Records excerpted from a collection
▼
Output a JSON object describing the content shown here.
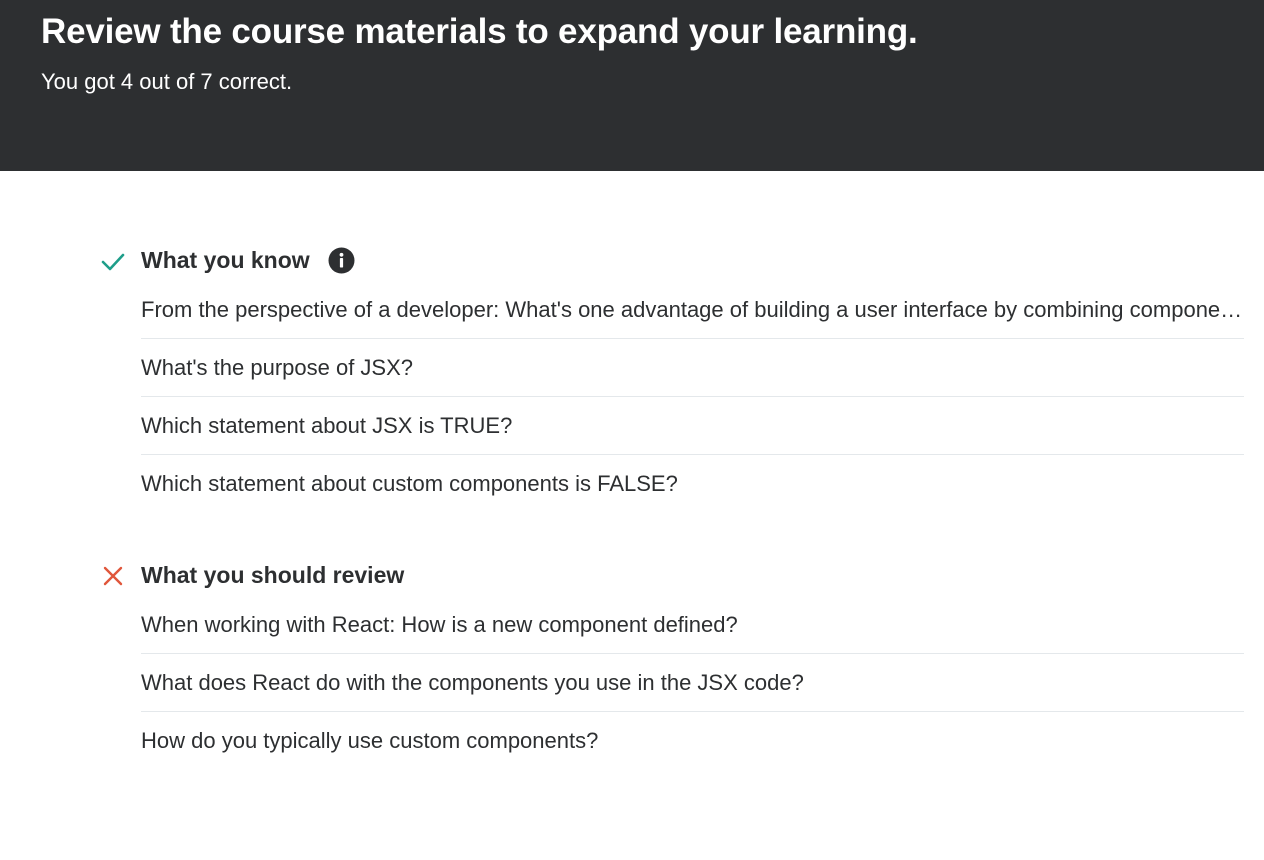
{
  "header": {
    "title": "Review the course materials to expand your learning.",
    "score_text": "You got 4 out of 7 correct."
  },
  "sections": {
    "know": {
      "title": "What you know",
      "status_icon": "check-icon",
      "status_color": "#1e9e8a",
      "info_icon": "info-icon",
      "items": [
        "From the perspective of a developer: What's one advantage of building a user interface by combining components?",
        "What's the purpose of JSX?",
        "Which statement about JSX is TRUE?",
        "Which statement about custom components is FALSE?"
      ]
    },
    "review": {
      "title": "What you should review",
      "status_icon": "close-icon",
      "status_color": "#e0563b",
      "items": [
        "When working with React: How is a new component defined?",
        "What does React do with the components you use in the JSX code?",
        "How do you typically use custom components?"
      ]
    }
  },
  "colors": {
    "header_bg": "#2d2f31",
    "text": "#2d2f31",
    "divider": "#e4e8eb"
  }
}
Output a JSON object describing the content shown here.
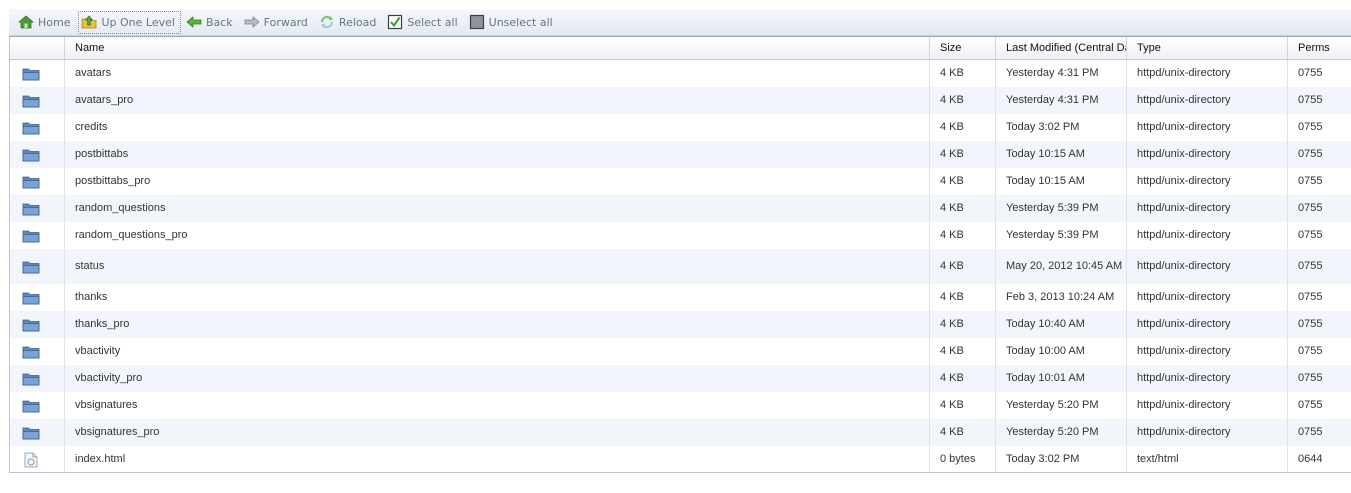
{
  "toolbar": {
    "home": "Home",
    "up": "Up One Level",
    "back": "Back",
    "forward": "Forward",
    "reload": "Reload",
    "select_all": "Select all",
    "unselect_all": "Unselect all"
  },
  "columns": {
    "name": "Name",
    "size": "Size",
    "modified": "Last Modified (Central Da",
    "type": "Type",
    "perms": "Perms"
  },
  "rows": [
    {
      "kind": "folder",
      "name": "avatars",
      "size": "4 KB",
      "modified": "Yesterday 4:31 PM",
      "type": "httpd/unix-directory",
      "perms": "0755"
    },
    {
      "kind": "folder",
      "name": "avatars_pro",
      "size": "4 KB",
      "modified": "Yesterday 4:31 PM",
      "type": "httpd/unix-directory",
      "perms": "0755"
    },
    {
      "kind": "folder",
      "name": "credits",
      "size": "4 KB",
      "modified": "Today 3:02 PM",
      "type": "httpd/unix-directory",
      "perms": "0755"
    },
    {
      "kind": "folder",
      "name": "postbittabs",
      "size": "4 KB",
      "modified": "Today 10:15 AM",
      "type": "httpd/unix-directory",
      "perms": "0755"
    },
    {
      "kind": "folder",
      "name": "postbittabs_pro",
      "size": "4 KB",
      "modified": "Today 10:15 AM",
      "type": "httpd/unix-directory",
      "perms": "0755"
    },
    {
      "kind": "folder",
      "name": "random_questions",
      "size": "4 KB",
      "modified": "Yesterday 5:39 PM",
      "type": "httpd/unix-directory",
      "perms": "0755"
    },
    {
      "kind": "folder",
      "name": "random_questions_pro",
      "size": "4 KB",
      "modified": "Yesterday 5:39 PM",
      "type": "httpd/unix-directory",
      "perms": "0755"
    },
    {
      "kind": "folder",
      "name": "status",
      "size": "4 KB",
      "modified": "May 20, 2012 10:45 AM",
      "type": "httpd/unix-directory",
      "perms": "0755"
    },
    {
      "kind": "folder",
      "name": "thanks",
      "size": "4 KB",
      "modified": "Feb 3, 2013 10:24 AM",
      "type": "httpd/unix-directory",
      "perms": "0755"
    },
    {
      "kind": "folder",
      "name": "thanks_pro",
      "size": "4 KB",
      "modified": "Today 10:40 AM",
      "type": "httpd/unix-directory",
      "perms": "0755"
    },
    {
      "kind": "folder",
      "name": "vbactivity",
      "size": "4 KB",
      "modified": "Today 10:00 AM",
      "type": "httpd/unix-directory",
      "perms": "0755"
    },
    {
      "kind": "folder",
      "name": "vbactivity_pro",
      "size": "4 KB",
      "modified": "Today 10:01 AM",
      "type": "httpd/unix-directory",
      "perms": "0755"
    },
    {
      "kind": "folder",
      "name": "vbsignatures",
      "size": "4 KB",
      "modified": "Yesterday 5:20 PM",
      "type": "httpd/unix-directory",
      "perms": "0755"
    },
    {
      "kind": "folder",
      "name": "vbsignatures_pro",
      "size": "4 KB",
      "modified": "Yesterday 5:20 PM",
      "type": "httpd/unix-directory",
      "perms": "0755"
    },
    {
      "kind": "file",
      "name": "index.html",
      "size": "0 bytes",
      "modified": "Today 3:02 PM",
      "type": "text/html",
      "perms": "0644"
    }
  ]
}
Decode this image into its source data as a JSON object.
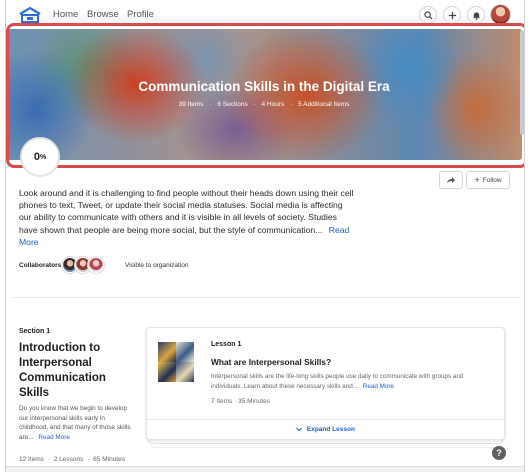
{
  "nav": {
    "links": [
      "Home",
      "Browse",
      "Profile"
    ],
    "icons": [
      "search-icon",
      "plus-icon",
      "bell-icon"
    ]
  },
  "hero": {
    "title": "Communication Skills in the Digital Era",
    "meta": [
      "39 Items",
      "6 Sections",
      "4 Hours",
      "5 Additional Items"
    ],
    "meta_sep": "·"
  },
  "progress": {
    "value": "0",
    "unit": "%"
  },
  "actions": {
    "share_icon": "share-icon",
    "follow_label": "Follow"
  },
  "description": {
    "text": "Look around and it is challenging to find people without their heads down using their cell phones to text, Tweet, or update their social media statuses. Social media is affecting our ability to communicate with others and it is visible in all levels of society. Studies have shown that people are being more social, but the style of communication...",
    "read_more": "Read More"
  },
  "collaborators": {
    "label": "Collaborators:",
    "visibility": "Visible to organization"
  },
  "section": {
    "label": "Section 1",
    "title": "Introduction to Interpersonal Communication Skills",
    "desc": "Do you know that we begin to develop our interpersonal skills early in childhood, and that many of those skills are...",
    "read_more": "Read More",
    "items": "12 Items",
    "lessons": "2 Lessons",
    "duration": "65 Minutes",
    "sep": "·"
  },
  "lesson": {
    "num": "Lesson 1",
    "title": "What are Interpersonal Skills?",
    "desc": "Interpersonal skills are the life-long skills people use daily to communicate with groups and individuals. Learn about these necessary skills and...",
    "read_more": "Read More",
    "items": "7 Items",
    "duration": "35 Minutes",
    "sep": "·",
    "expand": "Expand Lesson"
  },
  "help": {
    "label": "?"
  },
  "colors": {
    "accent": "#1a62c9",
    "highlight": "#d84b4b"
  }
}
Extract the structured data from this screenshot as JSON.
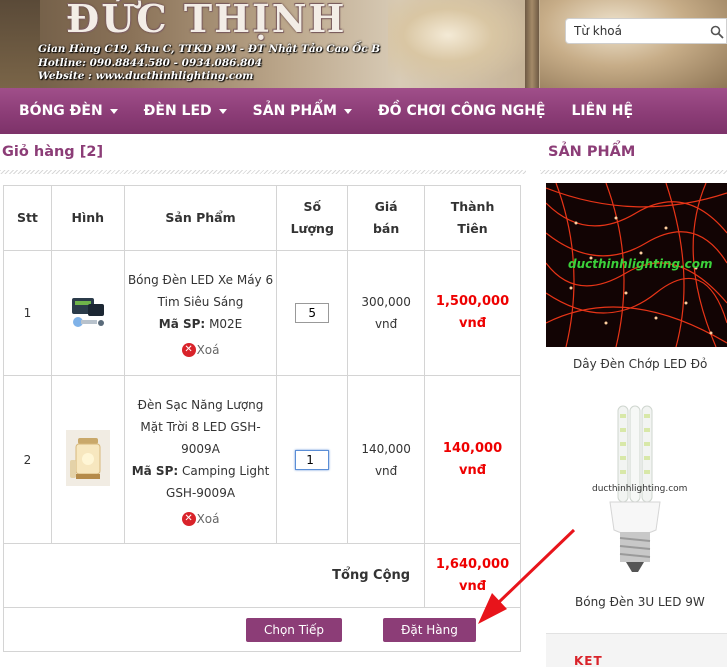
{
  "header": {
    "brand": "ĐỨC THỊNH",
    "address": "Gian Hàng C19, Khu C, TTKD ĐM - ĐT Nhật Tảo Cao Ốc B",
    "hotline": "Hotline: 090.8844.580 - 0934.086.804",
    "website": "Website : www.ducthinhlighting.com",
    "search_placeholder": "Từ khoá"
  },
  "nav": {
    "items": [
      {
        "label": "BÓNG ĐÈN",
        "has_dropdown": true
      },
      {
        "label": "ĐÈN LED",
        "has_dropdown": true
      },
      {
        "label": "SẢN PHẨM",
        "has_dropdown": true
      },
      {
        "label": "ĐỒ CHƠI CÔNG NGHỆ",
        "has_dropdown": false
      },
      {
        "label": "LIÊN HỆ",
        "has_dropdown": false
      }
    ]
  },
  "cart": {
    "title": "Giỏ hàng [2]",
    "headers": {
      "stt": "Stt",
      "image": "Hình",
      "product": "Sản Phẩm",
      "qty_1": "Số",
      "qty_2": "Lượng",
      "price_1": "Giá",
      "price_2": "bán",
      "total_1": "Thành",
      "total_2": "Tiên"
    },
    "items": [
      {
        "stt": "1",
        "name": "Bóng Đèn LED Xe Máy 6 Tim Siêu Sáng",
        "code_label": "Mã SP:",
        "code": "M02E",
        "qty": "5",
        "price": "300,000",
        "price_unit": "vnđ",
        "total": "1,500,000",
        "total_unit": "vnđ",
        "remove_label": "Xoá"
      },
      {
        "stt": "2",
        "name": "Đèn Sạc Năng Lượng Mặt Trời 8 LED GSH-9009A",
        "code_label": "Mã SP:",
        "code": "Camping Light GSH-9009A",
        "qty": "1",
        "price": "140,000",
        "price_unit": "vnđ",
        "total": "140,000",
        "total_unit": "vnđ",
        "remove_label": "Xoá"
      }
    ],
    "sum_label": "Tổng Cộng",
    "sum_value": "1,640,000",
    "sum_unit": "vnđ",
    "continue_label": "Chọn Tiếp",
    "order_label": "Đặt Hàng"
  },
  "sidebar": {
    "title": "SẢN PHẨM",
    "products": [
      {
        "caption": "Dây Đèn Chớp LED Đỏ",
        "watermark": "ducthinhlighting.com"
      },
      {
        "caption": "Bóng Đèn 3U LED 9W",
        "watermark": "ducthinhlighting.com"
      },
      {
        "logo": "KET"
      }
    ]
  },
  "colors": {
    "accent": "#8c3d77",
    "price_red": "#e00000",
    "remove_red": "#d9232a",
    "annotation_arrow": "#e8141b"
  }
}
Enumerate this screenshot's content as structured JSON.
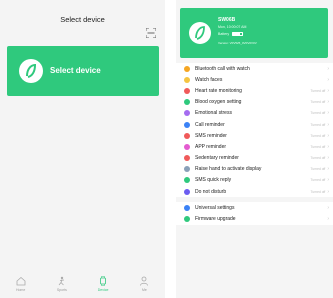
{
  "left": {
    "title": "Select device",
    "card_label": "Select device",
    "colors": {
      "accent": "#2fc97d",
      "background": "#f4f4f4"
    },
    "tabs": [
      {
        "label": "Home",
        "icon": "home-icon",
        "active": false
      },
      {
        "label": "Sports",
        "icon": "sports-icon",
        "active": false
      },
      {
        "label": "Device",
        "icon": "watch-icon",
        "active": true
      },
      {
        "label": "Me",
        "icon": "person-icon",
        "active": false
      }
    ]
  },
  "right": {
    "device": {
      "name": "SW06B",
      "time": "Mon, 10:00:07 AM",
      "battery_label": "Battery",
      "battery_level": 0.75,
      "version": "Version: V0V525_0V0V0V0V"
    },
    "settings": [
      {
        "label": "Bluetooth call with watch",
        "value": "",
        "icon": "phone-icon",
        "color": "#f5a623"
      },
      {
        "label": "Watch faces",
        "value": "",
        "icon": "watch-face-icon",
        "color": "#f5c542"
      },
      {
        "label": "Heart rate monitoring",
        "value": "Turned off",
        "icon": "heart-icon",
        "color": "#f05a5a"
      },
      {
        "label": "Blood oxygen setting",
        "value": "Turned off",
        "icon": "drop-icon",
        "color": "#2fc97d"
      },
      {
        "label": "Emotional stress",
        "value": "Turned off",
        "icon": "emotion-icon",
        "color": "#a56cf0"
      },
      {
        "label": "Call reminder",
        "value": "Turned off",
        "icon": "call-icon",
        "color": "#3b82f6"
      },
      {
        "label": "SMS reminder",
        "value": "Turned off",
        "icon": "sms-icon",
        "color": "#f05a5a"
      },
      {
        "label": "APP reminder",
        "value": "Turned off",
        "icon": "app-icon",
        "color": "#e45bd0"
      },
      {
        "label": "Sedentary reminder",
        "value": "Turned off",
        "icon": "chair-icon",
        "color": "#f05a5a"
      },
      {
        "label": "Raise hand to activate display",
        "value": "Turned off",
        "icon": "hand-icon",
        "color": "#8aa0b8"
      },
      {
        "label": "SMS quick reply",
        "value": "Turned off",
        "icon": "reply-icon",
        "color": "#2fc97d"
      },
      {
        "label": "Do not disturb",
        "value": "Turned off",
        "icon": "moon-icon",
        "color": "#6b5cf0"
      }
    ],
    "more": [
      {
        "label": "Universal settings",
        "value": "",
        "icon": "settings-icon",
        "color": "#3b82f6"
      },
      {
        "label": "Firmware upgrade",
        "value": "",
        "icon": "upgrade-icon",
        "color": "#2fc97d"
      }
    ]
  }
}
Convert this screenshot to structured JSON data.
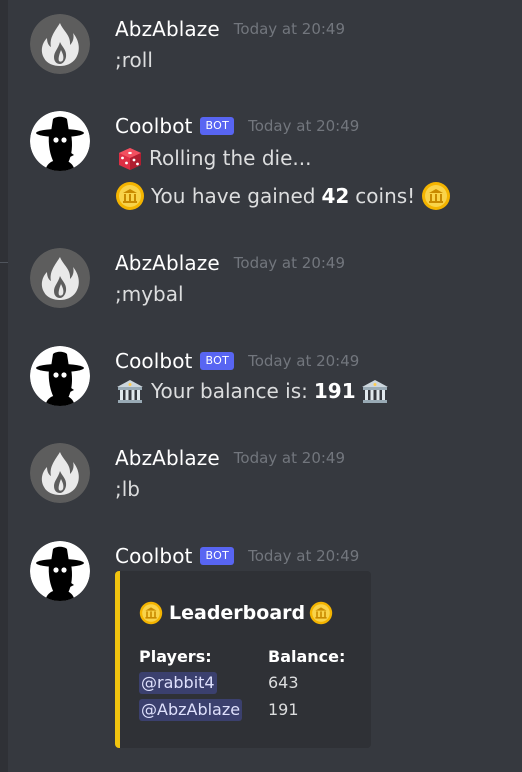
{
  "messages": [
    {
      "username": "AbzAblaze",
      "timestamp": "Today at 20:49",
      "avatar_icon": "flame-icon",
      "text": ";roll"
    },
    {
      "username": "Coolbot",
      "bot_tag": "BOT",
      "timestamp": "Today at 20:49",
      "avatar_icon": "plague-doctor-icon",
      "line1_icon": "die-icon",
      "line1": "Rolling the die...",
      "line2_icon": "coin-icon",
      "line2_prefix": "You have gained",
      "line2_amount": "42",
      "line2_suffix": "coins!"
    },
    {
      "username": "AbzAblaze",
      "timestamp": "Today at 20:49",
      "avatar_icon": "flame-icon",
      "text": ";mybal"
    },
    {
      "username": "Coolbot",
      "bot_tag": "BOT",
      "timestamp": "Today at 20:49",
      "avatar_icon": "plague-doctor-icon",
      "line_icon": "bank-icon",
      "line_prefix": "Your balance is:",
      "line_amount": "191"
    },
    {
      "username": "AbzAblaze",
      "timestamp": "Today at 20:49",
      "avatar_icon": "flame-icon",
      "text": ";lb"
    },
    {
      "username": "Coolbot",
      "bot_tag": "BOT",
      "timestamp": "Today at 20:49",
      "avatar_icon": "plague-doctor-icon",
      "embed": {
        "title_icon": "coin-icon",
        "title": "Leaderboard",
        "accent_color": "#f1c40f",
        "players_header": "Players:",
        "balance_header": "Balance:",
        "rows": [
          {
            "player": "@rabbit4",
            "balance": "643"
          },
          {
            "player": "@AbzAblaze",
            "balance": "191"
          }
        ]
      }
    }
  ]
}
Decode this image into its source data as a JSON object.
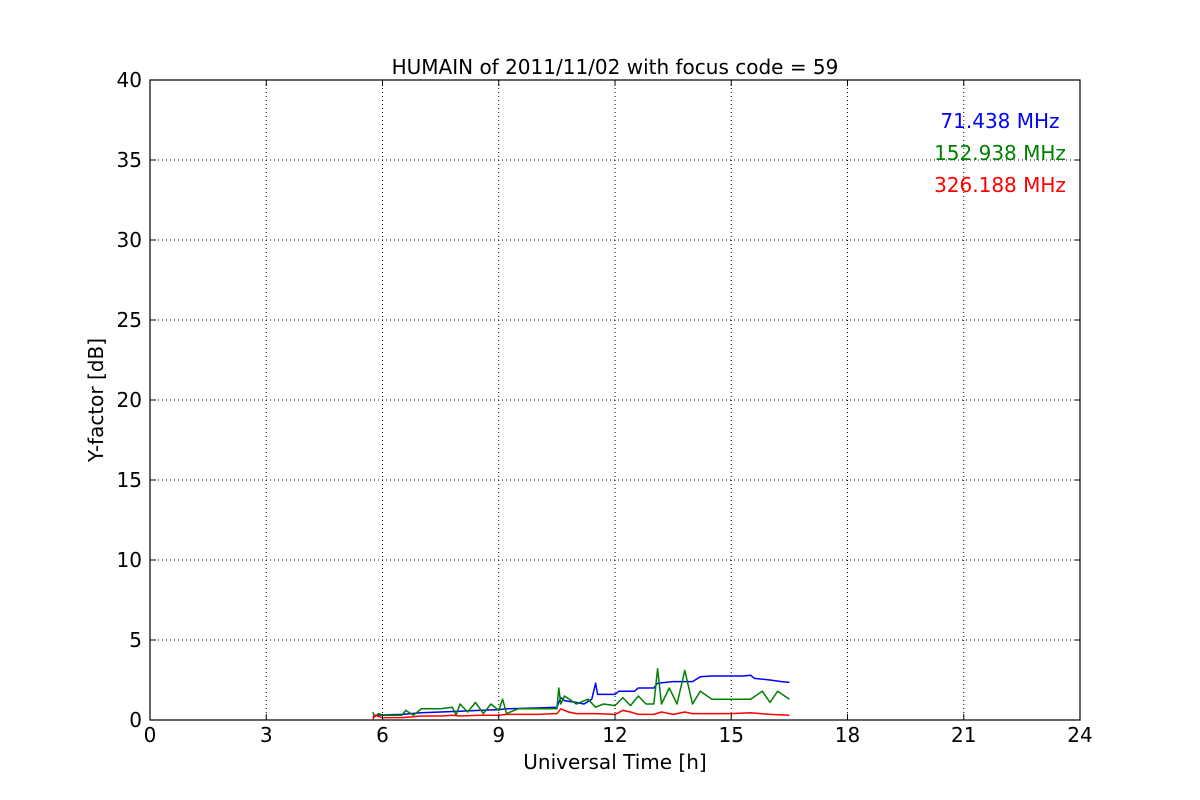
{
  "chart_data": {
    "type": "line",
    "title": "HUMAIN of 2011/11/02 with focus code = 59",
    "xlabel": "Universal Time [h]",
    "ylabel": "Y-factor [dB]",
    "xlim": [
      0,
      24
    ],
    "ylim": [
      0,
      40
    ],
    "xticks": [
      0,
      3,
      6,
      9,
      12,
      15,
      18,
      21,
      24
    ],
    "yticks": [
      0,
      5,
      10,
      15,
      20,
      25,
      30,
      35,
      40
    ],
    "grid": true,
    "legend_position": "top-right",
    "series": [
      {
        "name": "71.438 MHz",
        "color": "#0000ff",
        "x": [
          5.75,
          5.8,
          6.5,
          7.0,
          7.5,
          8.0,
          8.5,
          9.0,
          9.2,
          9.5,
          10.0,
          10.5,
          10.6,
          10.7,
          11.0,
          11.2,
          11.4,
          11.5,
          11.55,
          12.0,
          12.1,
          12.5,
          12.6,
          13.0,
          13.1,
          13.5,
          14.0,
          14.2,
          14.5,
          15.0,
          15.3,
          15.5,
          15.6,
          16.0,
          16.3,
          16.5
        ],
        "y": [
          0.2,
          0.3,
          0.35,
          0.45,
          0.5,
          0.55,
          0.6,
          0.65,
          0.7,
          0.72,
          0.75,
          0.8,
          1.4,
          1.2,
          1.1,
          1.0,
          1.3,
          2.3,
          1.6,
          1.6,
          1.8,
          1.8,
          2.0,
          2.0,
          2.3,
          2.4,
          2.4,
          2.7,
          2.75,
          2.75,
          2.75,
          2.8,
          2.6,
          2.5,
          2.4,
          2.35
        ]
      },
      {
        "name": "152.938 MHz",
        "color": "#008000",
        "x": [
          5.75,
          5.8,
          5.9,
          6.0,
          6.5,
          6.6,
          6.8,
          7.0,
          7.5,
          7.8,
          7.9,
          8.0,
          8.2,
          8.4,
          8.6,
          8.8,
          9.0,
          9.1,
          9.2,
          9.5,
          10.0,
          10.5,
          10.55,
          10.6,
          10.7,
          11.0,
          11.3,
          11.5,
          11.7,
          12.0,
          12.2,
          12.4,
          12.6,
          12.8,
          13.0,
          13.1,
          13.2,
          13.4,
          13.6,
          13.8,
          14.0,
          14.2,
          14.5,
          15.0,
          15.5,
          15.8,
          16.0,
          16.2,
          16.5
        ],
        "y": [
          0.5,
          0.2,
          0.4,
          0.3,
          0.3,
          0.6,
          0.3,
          0.7,
          0.7,
          0.8,
          0.3,
          1.0,
          0.5,
          1.1,
          0.4,
          1.0,
          0.6,
          1.3,
          0.4,
          0.7,
          0.7,
          0.7,
          2.0,
          1.0,
          1.5,
          1.0,
          1.3,
          0.8,
          1.0,
          0.9,
          1.4,
          0.9,
          1.5,
          1.0,
          1.0,
          3.2,
          1.0,
          2.0,
          1.0,
          3.1,
          1.0,
          1.8,
          1.3,
          1.3,
          1.3,
          1.8,
          1.1,
          1.8,
          1.3
        ]
      },
      {
        "name": "326.188 MHz",
        "color": "#ff0000",
        "x": [
          5.75,
          5.8,
          6.0,
          6.5,
          6.8,
          7.0,
          7.5,
          7.8,
          8.0,
          8.5,
          9.0,
          9.2,
          9.5,
          10.0,
          10.5,
          10.6,
          10.8,
          11.0,
          11.5,
          12.0,
          12.2,
          12.4,
          12.6,
          13.0,
          13.2,
          13.5,
          13.8,
          14.0,
          14.5,
          15.0,
          15.5,
          16.0,
          16.5
        ],
        "y": [
          0.05,
          0.3,
          0.15,
          0.15,
          0.2,
          0.25,
          0.25,
          0.3,
          0.25,
          0.3,
          0.3,
          0.35,
          0.35,
          0.35,
          0.4,
          0.7,
          0.5,
          0.4,
          0.4,
          0.35,
          0.6,
          0.5,
          0.35,
          0.35,
          0.5,
          0.35,
          0.5,
          0.4,
          0.4,
          0.4,
          0.45,
          0.35,
          0.3
        ]
      }
    ]
  }
}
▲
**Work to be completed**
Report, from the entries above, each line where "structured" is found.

**Answer for this exercise**
Extract the structured data from this screenshot as JSON.
Enumerate this screenshot's content as structured JSON.
Convert this screenshot to structured JSON data.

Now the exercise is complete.